Telestroke allows physicians at tertiary care centres—typically vascular neurologists—to evaluate and remotely treat stroke patients in the emergency department. Evidence supports the use of the telestroke model, particularly because the therapeutic window to treat stroke is short.
Studies found that stroke patients in telestroke hospitals had higher rates of reperfusion treatment to restore blood flow to blocked arteries and lower 30-day mortality rates compared to patients treated in hospitals without telestroke. Smaller rural hospitals were more likely to reap these benefits. The use of telestroke also helped avoid the transfer of patients to other hospitals, which can waste precious time in administering treatment.
Tele-ICU enables intensivists, who specialise in treating critically ill patients, to remotely monitor ICU patients at rural facilities and guide local clinicians through an acute event. Rural areas often experience shortages of intensivists, so this model allows for the transmission of real-time data to intensivists who are not on site.
Evidence shows that tele-ICU programmes enhanced care plans, improved clinical outcomes, reduced hospital transfers and were associated with increased best-practice adherence.

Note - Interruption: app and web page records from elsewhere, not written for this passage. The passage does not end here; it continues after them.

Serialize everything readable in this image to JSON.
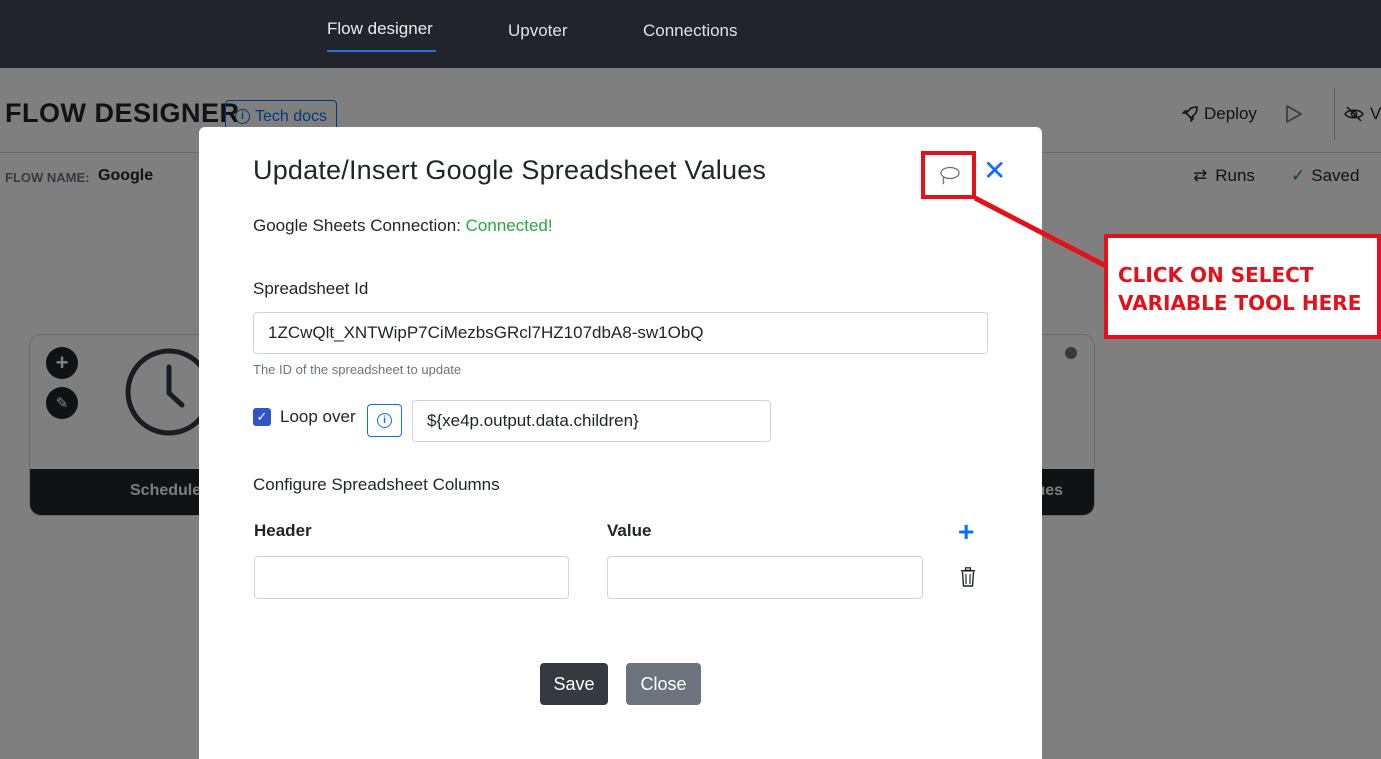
{
  "nav": {
    "tabs": [
      "Flow designer",
      "Upvoter",
      "Connections"
    ],
    "active_tab": "Flow designer"
  },
  "page": {
    "title": "FLOW DESIGNER",
    "tech_docs": "Tech docs",
    "deploy": "Deploy",
    "view_partial": "V",
    "flow_name_label": "FLOW NAME:",
    "flow_name": "Google",
    "runs": "Runs",
    "saved": "Saved",
    "node_left_label": "Schedule",
    "node_right_label": "lues"
  },
  "modal": {
    "title": "Update/Insert Google Spreadsheet Values",
    "connection_label": "Google Sheets Connection:",
    "connection_status": "Connected!",
    "spreadsheet_id_label": "Spreadsheet Id",
    "spreadsheet_id_value": "1ZCwQlt_XNTWipP7CiMezbsGRcl7HZ107dbA8-sw1ObQ",
    "spreadsheet_id_help": "The ID of the spreadsheet to update",
    "loop_over_label": "Loop over",
    "loop_over_checked": true,
    "loop_over_value": "${xe4p.output.data.children}",
    "configure_columns_label": "Configure Spreadsheet Columns",
    "header_label": "Header",
    "value_label": "Value",
    "header_value": "",
    "value_value": "",
    "save_label": "Save",
    "close_label": "Close"
  },
  "annotation": {
    "line1": "CLICK ON SELECT",
    "line2": "VARIABLE TOOL HERE"
  },
  "colors": {
    "nav_bg": "#212529",
    "accent": "#0d6efd",
    "connected": "#28a745",
    "annotation": "#e3111b",
    "save_btn": "#343a40",
    "close_btn": "#6c757d"
  },
  "icons": [
    "info-icon",
    "rocket-icon",
    "play-icon",
    "eye-slash-icon",
    "swap-arrows-icon",
    "check-icon",
    "plus-icon",
    "pencil-icon",
    "clock-icon",
    "lasso-icon",
    "close-icon",
    "trash-icon"
  ]
}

An earlier review from 2013 found that these programmes resulted in up to a 60% reduction in mortality rates, and a 30% reduction in lengths of stay.
Smaller hospitals are most likely to benefit from these programmes, yet are often the least likely to have them, primarily due to financial constraints.
Based on the existing evidence supporting these models, BPC pulled together a set of policy options that Congress and the Biden administration could enact to accelerate their adoption. They are intended for rural communities: smaller hospitals are most likely to benefit from these programmes, yet are often the least likely to have them, primarily due to financial constraints.
Specifically, policymakers could consider:
- Developing and testing new and enhanced financing mechanisms
- Identifying ongoing insurer-based reimbursement opportunities
- Providing technical assistance for providers to adopt new models
- Enhancing current cross-state licensure laws
- Accelerating efforts to achieve interoperability of electronic medical records
Project ECHO, tele-ICU, and telestroke are promising models that can make a meaningful difference in the ability of rural health care providers to respond to the needs of these frequently underserved communities.